WHAT NEEDS TO BE DONE:
The records below must be reproduced exactly, excluding any pictures.

***** EXERCISE MATERIALS *****

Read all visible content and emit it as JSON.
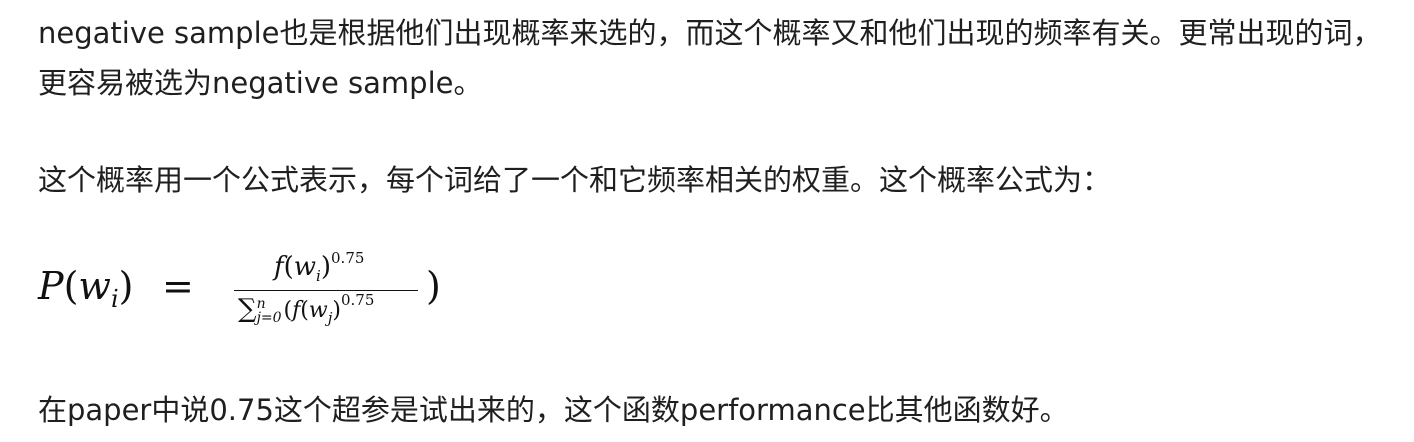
{
  "paragraphs": {
    "p1": "negative sample也是根据他们出现概率来选的，而这个概率又和他们出现的频率有关。更常出现的词，更容易被选为negative sample。",
    "p2": "这个概率用一个公式表示，每个词给了一个和它频率相关的权重。这个概率公式为：",
    "p3": "在paper中说0.75这个超参是试出来的，这个函数performance比其他函数好。"
  },
  "formula": {
    "lhs_func": "P",
    "lhs_var": "w",
    "lhs_sub": "i",
    "equals": "=",
    "num_func": "f",
    "num_var": "w",
    "num_sub": "i",
    "exponent": "0.75",
    "den_sum": "∑",
    "den_upper": "n",
    "den_lower": "j=0",
    "den_func": "f",
    "den_var": "w",
    "den_sub": "j",
    "den_exponent": "0.75",
    "trailing_paren": ")"
  }
}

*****

RESULT BELOW:
Read all visible content and emit it as JSON.
{
  "paragraphs": {
    "p1": "negative sample也是根据他们出现概率来选的，而这个概率又和他们出现的频率有关。更常出现的词，更容易被选为negative sample。",
    "p2": "这个概率用一个公式表示，每个词给了一个和它频率相关的权重。这个概率公式为：",
    "p3": "在paper中说0.75这个超参是试出来的，这个函数performance比其他函数好。"
  },
  "formula": {
    "lhs_func": "P",
    "lhs_var": "w",
    "lhs_sub": "i",
    "equals": "=",
    "num_func": "f",
    "num_var": "w",
    "num_sub": "i",
    "exponent": "0.75",
    "den_sum": "∑",
    "den_upper": "n",
    "den_lower": "j=0",
    "den_func": "f",
    "den_var": "w",
    "den_sub": "j",
    "den_exponent": "0.75",
    "trailing_paren": ")"
  }
}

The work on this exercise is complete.